Alongside the 'Teutonic fuel sipper' Mike shared from this year's Detroit Auto Show, University of Michigan design student Cameron Van Dyke presented an alternative view.
One of Van Dyke's cars, the Cyclone, is a luxury liner for up to four passengers harking back to the Model T, which seems like an appropriate reference as we are at the dawn of alternative transportation. Perfect for a leisurely Sunday pursuit, the boxy vehicle probably moves at about the speed of a fast stroll. Not so practical as a marketable design, but a great in-your-face practical joke on the auto industry's cheap-gasoline-fueled frenzy, in which 'retro' means urban commuting in a pickup truck.
Van Dyke's Zeppelin model looks more like what most enthusiasts want in a cross between a bike and a car.

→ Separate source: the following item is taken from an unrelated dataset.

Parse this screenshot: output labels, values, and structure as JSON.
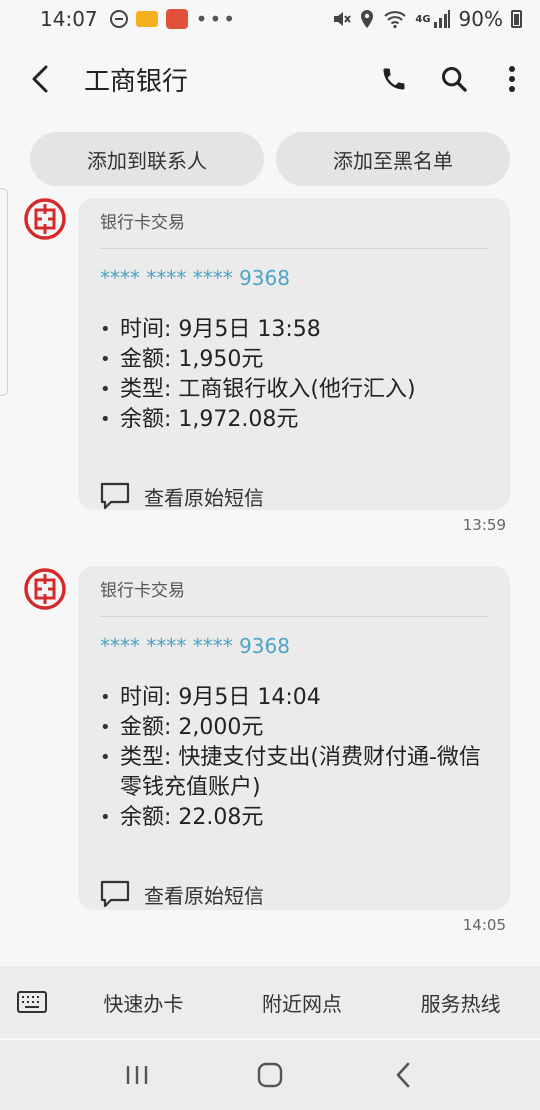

It can accommodate up to two passengers and cargo, keeps all of that out of the weather, and can maintain 25 mph with a 750-watt electric assist motor, critical for when the route veers from the bicycle path onto the roads.
It reminds us of the super efficient human-powered Twike, which has earned the right to join other members of the Teutonic engineering club on the famous German autobahn by maintaining highway speeds of 55 mph -- at a cost that rivals an electric car though.
If Van Dyke can commercialize his concept car at a price point somewhere above that of a fancy tandem and well below what a plug-in car costs, we think there is a significant hungry market in the niche he targets.